  9. Issues and barriers • Concern about contraction of experience and backgrounds for Third Sector teachers and loss of: • ‘home grown’ progression routes • in-depth understanding of marginalised learners • learner-centred practice • flexibility, creativity • volunteers • valued staff • Time entailed: organisational and individual • Qualification framework: progression to L3; L3 to L4 ‘gap’ • Inappropriate provision

  10. Benefits • Improved practice • Stronger professional identity • Better peer support • Improved knowledge and skills • Parity of esteem with non-Third Sector providers • Deserved recognition • Improved job satisfaction and career prospects

  11. Recommendations (1) • Communication: • more strategic approach • clear, accurate Third Sector specific briefings • guidance on investment levels, support, benefits • distribution involving Third Sector infrastructure and networks • QTLS reforms: • pre-PTLLS progression routes • link to funding (FLT, TtG) • flexible, modularised delivery • SVUK explore flexibility around 5 year limits • CETTs more inclusive of Third Sector providers

  12. Recommendations (2) • Supporting practice • strategic approach to consolidating existing practice • supporting intermediaries’ roles • materials development • practical guidance through existing sources • one portal for Third Sector • encourage networking and shared practice • work with local authorities • Further research • levels of unqualified Skills for Life staff • levels of peer support • complementary findings e.g. orientation of other sector staff • equality and diversity impact assessment

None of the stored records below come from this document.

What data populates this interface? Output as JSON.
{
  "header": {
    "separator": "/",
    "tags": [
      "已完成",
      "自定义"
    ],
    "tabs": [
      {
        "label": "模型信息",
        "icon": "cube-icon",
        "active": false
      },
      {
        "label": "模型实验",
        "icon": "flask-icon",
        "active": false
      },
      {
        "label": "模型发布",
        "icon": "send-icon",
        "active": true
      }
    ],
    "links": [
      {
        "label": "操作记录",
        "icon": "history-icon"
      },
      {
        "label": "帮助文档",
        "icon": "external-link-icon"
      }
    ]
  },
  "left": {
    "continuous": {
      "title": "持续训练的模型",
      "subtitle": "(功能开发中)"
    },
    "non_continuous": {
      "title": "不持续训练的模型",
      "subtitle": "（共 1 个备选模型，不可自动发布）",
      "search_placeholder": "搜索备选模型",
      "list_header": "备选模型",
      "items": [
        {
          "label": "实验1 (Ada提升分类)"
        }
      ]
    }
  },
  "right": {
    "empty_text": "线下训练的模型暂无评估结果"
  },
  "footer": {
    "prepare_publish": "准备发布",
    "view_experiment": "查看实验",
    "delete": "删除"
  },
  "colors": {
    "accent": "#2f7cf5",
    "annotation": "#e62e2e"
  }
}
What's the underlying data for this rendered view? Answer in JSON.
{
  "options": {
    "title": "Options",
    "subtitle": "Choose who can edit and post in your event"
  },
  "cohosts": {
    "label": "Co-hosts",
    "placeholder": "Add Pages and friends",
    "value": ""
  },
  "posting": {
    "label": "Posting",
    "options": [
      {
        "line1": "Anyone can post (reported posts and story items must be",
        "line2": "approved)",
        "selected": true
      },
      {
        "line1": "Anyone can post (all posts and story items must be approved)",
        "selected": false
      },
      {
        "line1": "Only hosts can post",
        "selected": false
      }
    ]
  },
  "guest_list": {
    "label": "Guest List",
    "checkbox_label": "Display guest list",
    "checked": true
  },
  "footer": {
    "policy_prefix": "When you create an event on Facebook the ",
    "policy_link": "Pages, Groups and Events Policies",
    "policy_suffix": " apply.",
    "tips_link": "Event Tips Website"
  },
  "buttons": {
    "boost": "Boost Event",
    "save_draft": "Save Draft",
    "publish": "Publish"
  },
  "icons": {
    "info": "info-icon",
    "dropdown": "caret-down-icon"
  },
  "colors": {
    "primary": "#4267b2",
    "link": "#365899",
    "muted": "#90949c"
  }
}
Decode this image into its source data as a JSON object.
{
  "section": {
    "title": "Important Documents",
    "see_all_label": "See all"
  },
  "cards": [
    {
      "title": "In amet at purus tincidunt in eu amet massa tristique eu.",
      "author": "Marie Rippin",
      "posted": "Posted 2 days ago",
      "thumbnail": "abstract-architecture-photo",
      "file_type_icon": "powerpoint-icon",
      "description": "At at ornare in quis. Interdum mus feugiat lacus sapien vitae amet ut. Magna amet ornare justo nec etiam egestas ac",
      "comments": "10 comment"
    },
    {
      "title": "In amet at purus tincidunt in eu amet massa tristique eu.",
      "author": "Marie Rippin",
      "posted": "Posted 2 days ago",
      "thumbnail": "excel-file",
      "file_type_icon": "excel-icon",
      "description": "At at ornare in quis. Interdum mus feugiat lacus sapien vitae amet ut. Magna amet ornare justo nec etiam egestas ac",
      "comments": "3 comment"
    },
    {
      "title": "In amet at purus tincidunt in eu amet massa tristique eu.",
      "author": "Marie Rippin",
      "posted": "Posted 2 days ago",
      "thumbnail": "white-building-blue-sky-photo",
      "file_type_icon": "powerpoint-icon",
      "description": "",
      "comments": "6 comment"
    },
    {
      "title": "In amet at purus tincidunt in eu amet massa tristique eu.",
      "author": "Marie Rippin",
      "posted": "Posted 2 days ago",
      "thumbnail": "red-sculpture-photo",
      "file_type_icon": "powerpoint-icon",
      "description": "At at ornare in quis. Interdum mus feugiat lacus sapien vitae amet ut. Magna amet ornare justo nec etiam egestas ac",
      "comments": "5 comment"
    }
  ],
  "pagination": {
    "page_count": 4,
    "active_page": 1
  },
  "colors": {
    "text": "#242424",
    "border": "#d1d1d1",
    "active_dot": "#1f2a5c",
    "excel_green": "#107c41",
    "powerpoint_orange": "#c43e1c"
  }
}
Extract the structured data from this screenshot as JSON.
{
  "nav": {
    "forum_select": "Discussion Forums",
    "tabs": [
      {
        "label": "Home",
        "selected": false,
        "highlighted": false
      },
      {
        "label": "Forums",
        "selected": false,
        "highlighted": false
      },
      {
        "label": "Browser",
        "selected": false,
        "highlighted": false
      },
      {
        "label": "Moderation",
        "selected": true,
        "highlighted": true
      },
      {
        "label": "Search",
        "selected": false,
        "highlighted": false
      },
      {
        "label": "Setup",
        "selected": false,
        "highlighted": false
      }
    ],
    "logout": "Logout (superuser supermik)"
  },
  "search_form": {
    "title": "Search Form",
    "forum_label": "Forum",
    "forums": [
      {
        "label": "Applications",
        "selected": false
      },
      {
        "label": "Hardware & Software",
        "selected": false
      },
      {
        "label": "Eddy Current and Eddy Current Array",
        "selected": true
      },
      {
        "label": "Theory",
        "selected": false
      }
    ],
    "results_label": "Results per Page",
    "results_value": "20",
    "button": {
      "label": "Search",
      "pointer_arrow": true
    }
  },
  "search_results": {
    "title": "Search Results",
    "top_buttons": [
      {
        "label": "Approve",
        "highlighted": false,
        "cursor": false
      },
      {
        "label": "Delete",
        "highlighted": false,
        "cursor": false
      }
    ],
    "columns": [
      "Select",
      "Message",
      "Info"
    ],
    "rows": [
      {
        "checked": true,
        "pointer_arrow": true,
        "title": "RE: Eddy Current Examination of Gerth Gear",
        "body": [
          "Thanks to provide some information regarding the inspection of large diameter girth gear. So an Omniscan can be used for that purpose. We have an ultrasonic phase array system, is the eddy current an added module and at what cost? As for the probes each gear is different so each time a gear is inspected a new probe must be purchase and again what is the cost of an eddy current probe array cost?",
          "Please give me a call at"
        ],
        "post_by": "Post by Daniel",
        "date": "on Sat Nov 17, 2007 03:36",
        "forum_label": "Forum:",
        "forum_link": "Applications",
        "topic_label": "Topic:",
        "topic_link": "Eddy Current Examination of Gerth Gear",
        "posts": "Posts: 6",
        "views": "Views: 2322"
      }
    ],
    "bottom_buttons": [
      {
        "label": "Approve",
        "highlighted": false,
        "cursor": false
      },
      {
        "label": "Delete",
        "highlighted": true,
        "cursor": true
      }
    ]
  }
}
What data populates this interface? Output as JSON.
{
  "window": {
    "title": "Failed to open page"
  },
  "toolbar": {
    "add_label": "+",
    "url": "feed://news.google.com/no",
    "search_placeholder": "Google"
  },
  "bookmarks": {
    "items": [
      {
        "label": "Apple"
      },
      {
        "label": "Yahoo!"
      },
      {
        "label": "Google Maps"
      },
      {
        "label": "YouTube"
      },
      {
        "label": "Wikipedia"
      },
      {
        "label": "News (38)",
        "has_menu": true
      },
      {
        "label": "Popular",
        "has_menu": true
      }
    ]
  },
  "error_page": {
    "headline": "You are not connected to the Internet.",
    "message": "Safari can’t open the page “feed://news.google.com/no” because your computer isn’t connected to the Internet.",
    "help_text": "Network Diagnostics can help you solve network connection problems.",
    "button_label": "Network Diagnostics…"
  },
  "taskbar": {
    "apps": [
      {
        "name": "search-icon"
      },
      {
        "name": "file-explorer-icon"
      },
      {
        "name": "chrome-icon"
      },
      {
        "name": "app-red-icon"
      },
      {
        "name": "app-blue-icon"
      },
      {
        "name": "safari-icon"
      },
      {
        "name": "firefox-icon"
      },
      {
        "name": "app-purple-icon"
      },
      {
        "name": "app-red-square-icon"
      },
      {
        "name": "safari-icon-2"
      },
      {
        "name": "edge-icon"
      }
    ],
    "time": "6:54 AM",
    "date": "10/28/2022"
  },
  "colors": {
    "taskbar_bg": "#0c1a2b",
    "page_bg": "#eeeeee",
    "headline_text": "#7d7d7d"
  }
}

  13. Thank youCheryl Turnercheryl.turner@niace.org.ukjane.watts@niace.org.uk